  5. I never use animals
  6. I never look at family albums
  7. I never go over my journals or poetry
  8. I never share my inspirations with my parents
  9. I never ask my family for critique
  10. I never develop my fancy film at convenience stores
  11. I never shoot with an assistant
  12. I never develop my film or upload my files immediately
  13. I never build props
  14. I never buy costumes or wardrobes
  15. I never work with make-up artists
  16. I never do long exposures of stars
  17. I never plan to do shoots in crowded areas
  18. I never photograph nude portraits
  19. I never hang my own prints in my bedroom
  20. I never think about stock photography when I shoot
  21. I never take serious portraits of my father
  22. I never shoot when I am angry
  23. I never enjoy using tripods
  24. I never stick to my shot list
  25. I never make collages
  26. I never draw or write on my prints
  27. I never throw away color test prints
    I never #28: Hernease Davis, Froid, 2010 © Hernease Davis
  28. I never use friends as models when it is really cold outside

    I never #29: Hernease Davis, The Walt Disney Music Hall from the Stop Light at Grand & 1st, ©2010 Hernease Davis

    I never #29: Hernease Davis, Below Grand , ©2010 Hernease Davis

  29. I never photograph the Disney Music Hall in Los Angeles
  30. I never enjoy lugging strobes around
  31. I never rush
  32. I never shoot in dangerous places, like cliffs or alleys at night
  33. I never am satisfied when the photograph I shoot does not match what I imagined
  34. I never leave the house without my iPod (The files on my iPod are my companion, especially on the subway/bus when I happen to sit next to a stranger who likes to eat with an open mouth.  I carry around my favorite music, NPR, audio Yoga – they help me think of images, stay informed, stay calm, and make the 10-minute walk home from the subway less annoying.  Those files don’t make me a better person, and when I left the house without them, I survived.)
  35. I never go more than a month without doing some form of exercise
  36. I never used pages I used to tear from magazines for inspiration
  37. I never photograph my tennis racquet
  38. I never photograph my room at night
  39. I never am comfortable photographing myself, by myself
  40. I never think to use myself first
  41. I never photograph my Aunts

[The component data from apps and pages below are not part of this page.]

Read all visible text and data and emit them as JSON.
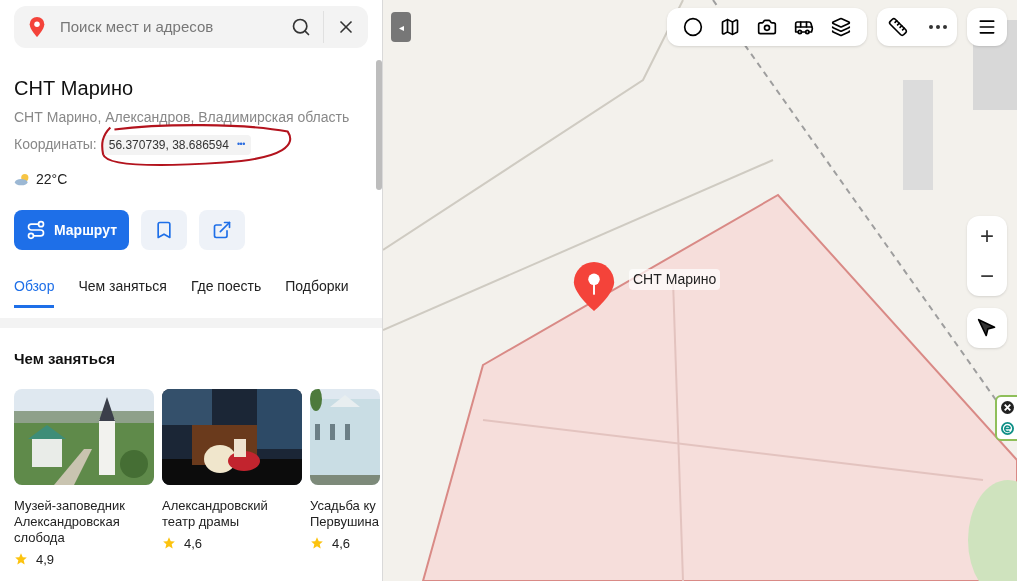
{
  "search": {
    "placeholder": "Поиск мест и адресов"
  },
  "place": {
    "title": "СНТ Марино",
    "address": "СНТ Марино, Александров, Владимирская область",
    "coords_label": "Координаты:",
    "coords": "56.370739, 38.686594",
    "more": "•••",
    "weather": "22°C"
  },
  "actions": {
    "route": "Маршрут"
  },
  "tabs": [
    {
      "label": "Обзор",
      "selected": true
    },
    {
      "label": "Чем заняться",
      "selected": false
    },
    {
      "label": "Где поесть",
      "selected": false
    },
    {
      "label": "Подборки",
      "selected": false
    }
  ],
  "section": {
    "title": "Чем заняться",
    "cards": [
      {
        "kind": "church",
        "title": "Музей-заповедник Александровская слобода",
        "rating": "4,9"
      },
      {
        "kind": "theatre",
        "title": "Александровский театр драмы",
        "rating": "4,6"
      },
      {
        "kind": "building",
        "title": "Усадьба ку Первушина",
        "rating": "4,6"
      }
    ]
  },
  "map": {
    "collapse": "◂",
    "placemark": "СНТ Марино",
    "zoom_in": "+",
    "zoom_out": "−"
  }
}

    I never #42: Hernease Davis, Thoreau Walk, ©2009 Hernease Davis

    I never #42: Hernease Davis, Thoreau Volvo, ©2009 Hernease Davis

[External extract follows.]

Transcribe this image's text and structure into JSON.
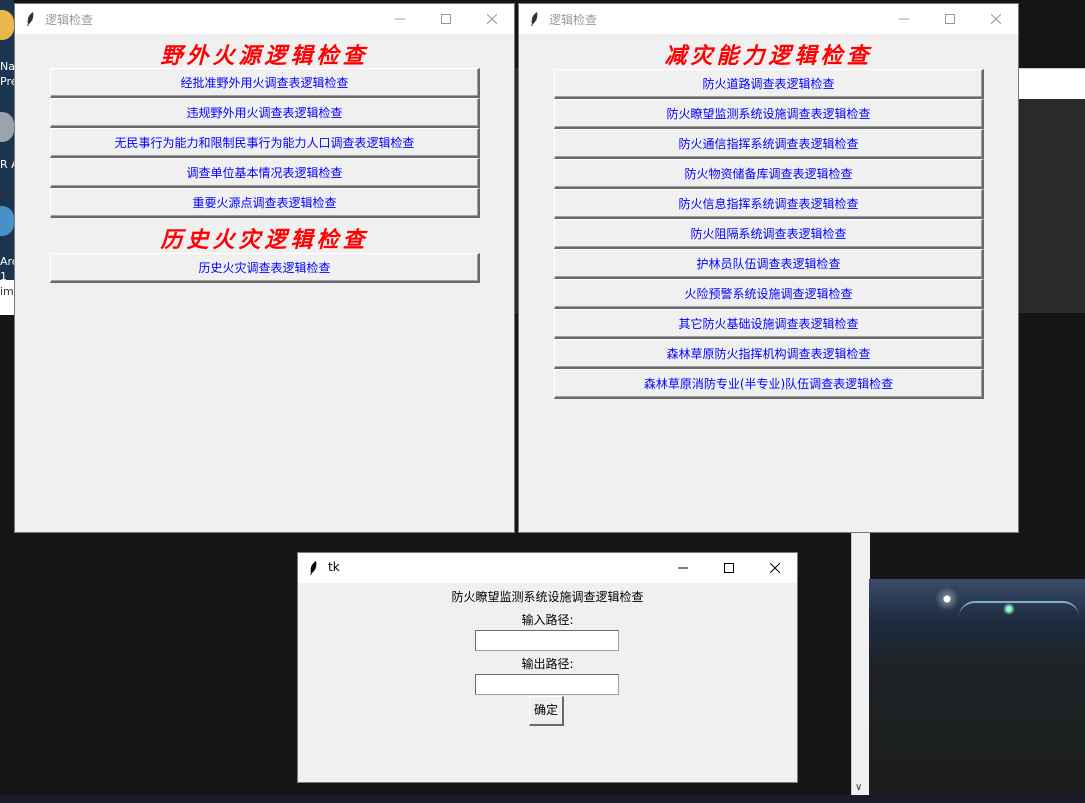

    I never #42: Hernease Davis, Thoreau Tree, ©2009 Hernease Davis

    I never #42: Hernease Davis, Thoreau Street, ©2009 Hernease Davis

  42. I never photograph my block
  43. I never shoot long exposures of traffic
  44. I never photograph the floor of my room
  45. I never think about abstraction first
  46. I never remember to hide certain things
  47. I never am comfortable with ambiguity
  48. I never make holograms
  49. I never fully flesh out my intentions

    I Never #50: Hernease Davis, Apt Mirrors, 2009, © Hernease Davis

  50. I never consider my point & shoot to be my  “good” or “nice” or “real” camera